An innovative puzzle game of arrow buttons and sliding rings which look like Froot Loops, all on a wooden board with some "magickal" hugger-mugger behind it. Speaking of Froot Loop, who's the Aryan Brother in the gay sapphire robe who mentors this thing, with Jedi-wannabe quotes like "You must try harder." and "When I am gone, you must take my place."? Every time I play it, I feel like I'm being drawn into a cult. Get it here.
Ms. Pac-Man - PC
A freeware implementation of Ms. Pac-Man, just like the arcade. Really! Only the screen scrolls up and down so it will fit into a 640x480 buffer without tarnishing its glory. And it always exits with a simple "Have a nice day". Get it here.
Brutal - Paws of Fury
A typical Street Fighter clone, done with martial-arts-using critters. Play as Prince Leon of Kenya, Kendo Coyote, Karate Croc, and many more. Since I haven't mastered the complex keyboard control yet, nor have I dithered out how to slow it down without crashing it, my experience with this game so far has been: (1) Pick awesome cute critter. (2) Suffer humiliating defeat at the hands and feet of a killer rabbit who is always the first character. (3) Goto 1. Do it drunk - twice the hilarity! Get it here.
Sure, it's ancient. It uses about eight colors, knows how to beep in about eight notes, is crude, slow-paced, and really, really simple. But I think this is probably the very first PC graphical game I ever played, back when one of my kid friends showed up with a floppy disk full of freebies he'd gotten off a bulletin board site. This is the kind of experience filed away in my memory along with the oldest computer jargon I know ("nup"). So it always has a fond place in my processor. Don't be dissin on my homie Comic! Get it here.
Alien Carnage - a.k.a. Halloween Harry
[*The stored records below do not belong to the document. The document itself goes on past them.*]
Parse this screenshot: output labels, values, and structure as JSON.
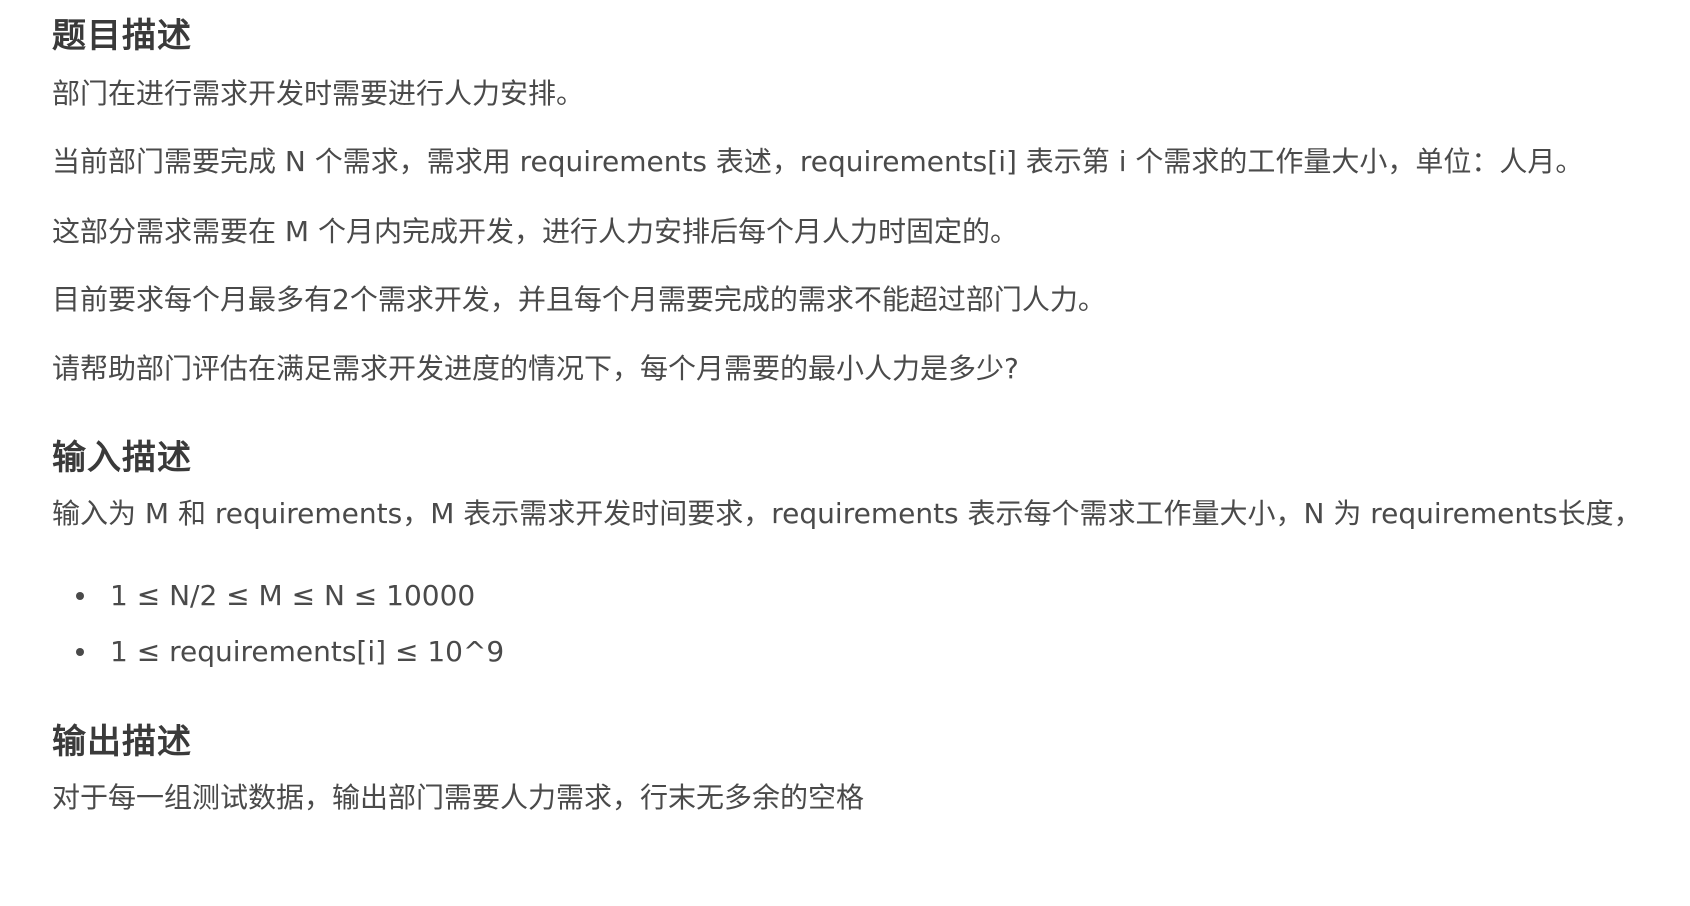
{
  "sections": {
    "description": {
      "title": "题目描述",
      "paragraphs": [
        "部门在进行需求开发时需要进行人力安排。",
        "当前部门需要完成 N 个需求，需求用 requirements 表述，requirements[i] 表示第 i 个需求的工作量大小，单位：人月。",
        "这部分需求需要在 M 个月内完成开发，进行人力安排后每个月人力时固定的。",
        "目前要求每个月最多有2个需求开发，并且每个月需要完成的需求不能超过部门人力。",
        "请帮助部门评估在满足需求开发进度的情况下，每个月需要的最小人力是多少?"
      ]
    },
    "input": {
      "title": "输入描述",
      "paragraph": "输入为 M 和 requirements，M 表示需求开发时间要求，requirements 表示每个需求工作量大小，N 为 requirements长度，",
      "bullets": [
        "1 ≤ N/2 ≤ M ≤ N ≤ 10000",
        "1 ≤ requirements[i] ≤ 10^9"
      ]
    },
    "output": {
      "title": "输出描述",
      "paragraph": "对于每一组测试数据，输出部门需要人力需求，行末无多余的空格"
    }
  }
}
All kidding aside, this game is ten pounds of awesome in a five-pound bag. As popular as Apogee's 2D shooters always were, it's amazing that this, their crowning jewel in the genre, isn't better known. It's been officially released as freeware, and I'm darned if it isn't better than half of the games I've paid for! Incredible graphics for the time, bouncy music, huge levels, smooth play, innovative features such as buying ammo from vending machines and vertical travel with a jetpack instead of just jumping, a sense of humor, and surprises around every corner! The opening splash screens and dialog alone will remind you of a very well-produced demo-scene show. As smooth and polished as this is, how could it possibly have been released back in 1994? Get it here.
OK, everybody back to work...